Visual Analytics and Computer Vision Meet Cultural Heritage.
In recent years, there has been significant progress in the digitalization of cultural artifacts and collections. The spectrum includes everything from archival material like baptismal registrations and cadastres to works of art like photographs or amateur videos, all the way up to entire city districts. To make these vast collections navigable to both experts and the broader public, user-friendly interfaces are indispensable. User-friendliness necessitates straightforward, yet widely applicable data visualizations that aid users in effectively accessing data, finding patterns and relationships, and making conclusions. Moreover, automatic analysis methods are required to capture the complex and diversified content.
We investigate the usage of interactive applications for two scenarios in this collaborative PhD program: In scenario one, we look at how automated, AI-assisted content analysis and expert knowledge can complement each other, which unique insights emerge from this, and how these insights can be converted into practical outcomes. In scenario two, we use interactive narratives (storytelling) to share our learnings with the general audience.

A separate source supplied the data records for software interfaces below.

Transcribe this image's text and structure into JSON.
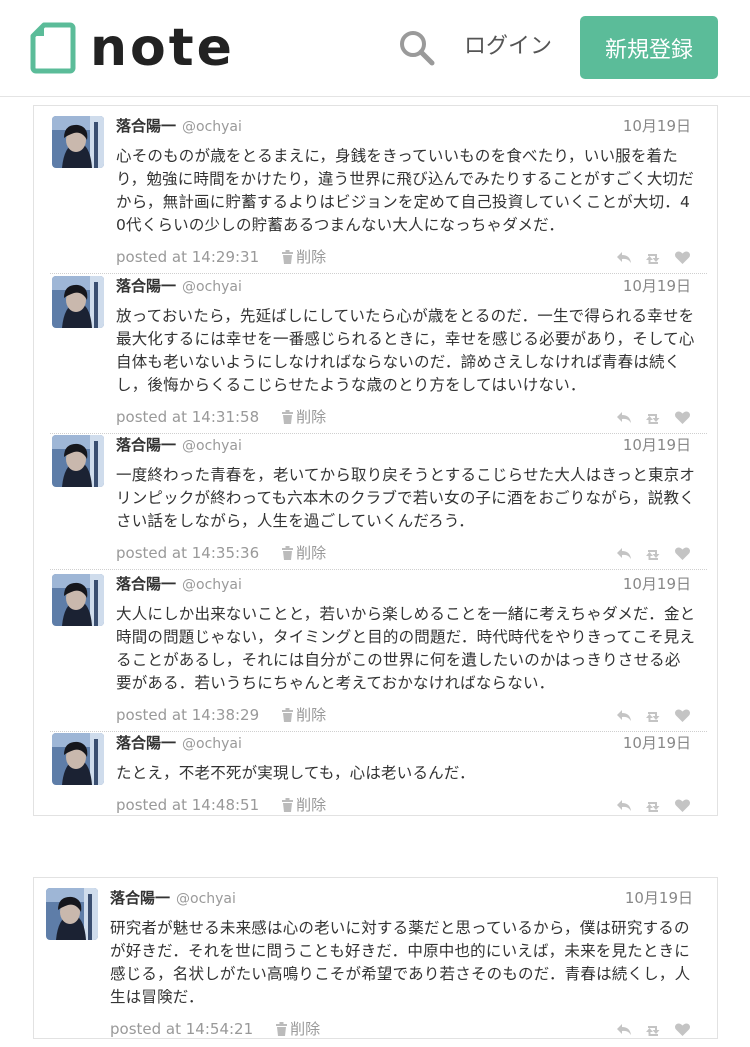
{
  "header": {
    "logo_text": "note",
    "login_label": "ログイン",
    "signup_label": "新規登録"
  },
  "colors": {
    "brand": "#5bbc99"
  },
  "icons": [
    "note-logo-icon",
    "search-icon",
    "trash-icon",
    "reply-icon",
    "retweet-icon",
    "heart-icon"
  ],
  "posts": [
    {
      "author": "落合陽一",
      "handle": "@ochyai",
      "date": "10月19日",
      "text": "心そのものが歳をとるまえに，身銭をきっていいものを食べたり，いい服を着たり，勉強に時間をかけたり，違う世界に飛び込んでみたりすることがすごく大切だから，無計画に貯蓄するよりはビジョンを定めて自己投資していくことが大切．40代くらいの少しの貯蓄あるつまんない大人になっちゃダメだ．",
      "posted": "posted at 14:29:31",
      "delete_label": "削除"
    },
    {
      "author": "落合陽一",
      "handle": "@ochyai",
      "date": "10月19日",
      "text": "放っておいたら，先延ばしにしていたら心が歳をとるのだ．一生で得られる幸せを最大化するには幸せを一番感じられるときに，幸せを感じる必要があり，そして心自体も老いないようにしなければならないのだ．諦めさえしなければ青春は続くし，後悔からくるこじらせたような歳のとり方をしてはいけない．",
      "posted": "posted at 14:31:58",
      "delete_label": "削除"
    },
    {
      "author": "落合陽一",
      "handle": "@ochyai",
      "date": "10月19日",
      "text": "一度終わった青春を，老いてから取り戻そうとするこじらせた大人はきっと東京オリンピックが終わっても六本木のクラブで若い女の子に酒をおごりながら，説教くさい話をしながら，人生を過ごしていくんだろう．",
      "posted": "posted at 14:35:36",
      "delete_label": "削除"
    },
    {
      "author": "落合陽一",
      "handle": "@ochyai",
      "date": "10月19日",
      "text": "大人にしか出来ないことと，若いから楽しめることを一緒に考えちゃダメだ．金と時間の問題じゃない，タイミングと目的の問題だ．時代時代をやりきってこそ見えることがあるし，それには自分がこの世界に何を遺したいのかはっきりさせる必要がある．若いうちにちゃんと考えておかなければならない．",
      "posted": "posted at 14:38:29",
      "delete_label": "削除"
    },
    {
      "author": "落合陽一",
      "handle": "@ochyai",
      "date": "10月19日",
      "text": "たとえ，不老不死が実現しても，心は老いるんだ．",
      "posted": "posted at 14:48:51",
      "delete_label": "削除"
    },
    {
      "author": "落合陽一",
      "handle": "@ochyai",
      "date": "10月19日",
      "text": "研究者が魅せる未来感は心の老いに対する薬だと思っているから，僕は研究するのが好きだ．それを世に問うことも好きだ．中原中也的にいえば，未来を見たときに感じる，名状しがたい高鳴りこそが希望であり若さそのものだ．青春は続くし，人生は冒険だ．",
      "posted": "posted at 14:54:21",
      "delete_label": "削除"
    }
  ]
}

In two aspects, the project is interdisciplinary. On the one hand, it builds a bridge between computer science and the humanities. On the other hand, the computer science disciplines Visual Analytics and Computer Vision/Machine Learning deepen their collaboration. The two participating institutions (St. Pölten University of Applied Sciences and TU Wien) each provide around half of the doctoral program's faculty members. The doctoral students can carry out research at both institutions, learn more about all departments involved, and establish valuable contacts for future collaborations.
Goals and work steps
The overarching goals are worked out in five dissertation projects that can be split into three conceptual levels: (1) metadata generation, (2) data exploration, and (3) crafting data experiences. The research focuses on historical archival collections, particularly in the fields of photography and film, while also exploring new approaches and methods, including:
- Automated, content-based analysis of historical film footage.
- Automated techniques for identifying the camera and lens types used in historical photographs. These techniques rely on the photographic material itself as well as on what is known about the photographic material (such as location, period, and historical classification).
- Exploratory analysis of historical image collections with little or no metadata.
- Using visual analysis to analyse cultural asset networks. Spatial and temporal links between cultural assets are revealed, allowing for new perspectives on historical events and situations.
- Creating new techniques of situational storytelling to win over a broader audience for the project's content. This involves connecting digital content with physical spaces and tailoring it to the interests and actions of the users.
You want to know more? Feel free to ask!
Institute of Creative\Media/Technologies
Department of Media and Digital Technologies
- TU Wien, Institute of Visual Computing and Human-Centered Technology
- Österreichisches Filmmuseum
- Stift Klosterneuburg
- Photoinstitut Bonartes
- Time Machine Organisation (TMO)
- VGA, Geschichte der ArbeiterInnenbewegung
- Stadt Wien, Wienbibliothek im Rathaus
- MUK, Musik und Kunst Privatuniversität der Stadt Wien
- University of Bari Aldo Moro [Italy]
- City, University of London [England]
- SDU, University of Southern Denmark [Denmark]
- Universität Stuttgart [Germany]
- Linköping University [Sweden]
- Universität Leipzig [Germany]
- FAU, Friedrich-Alexander Universität Erlangen-Nürnberg [Germany]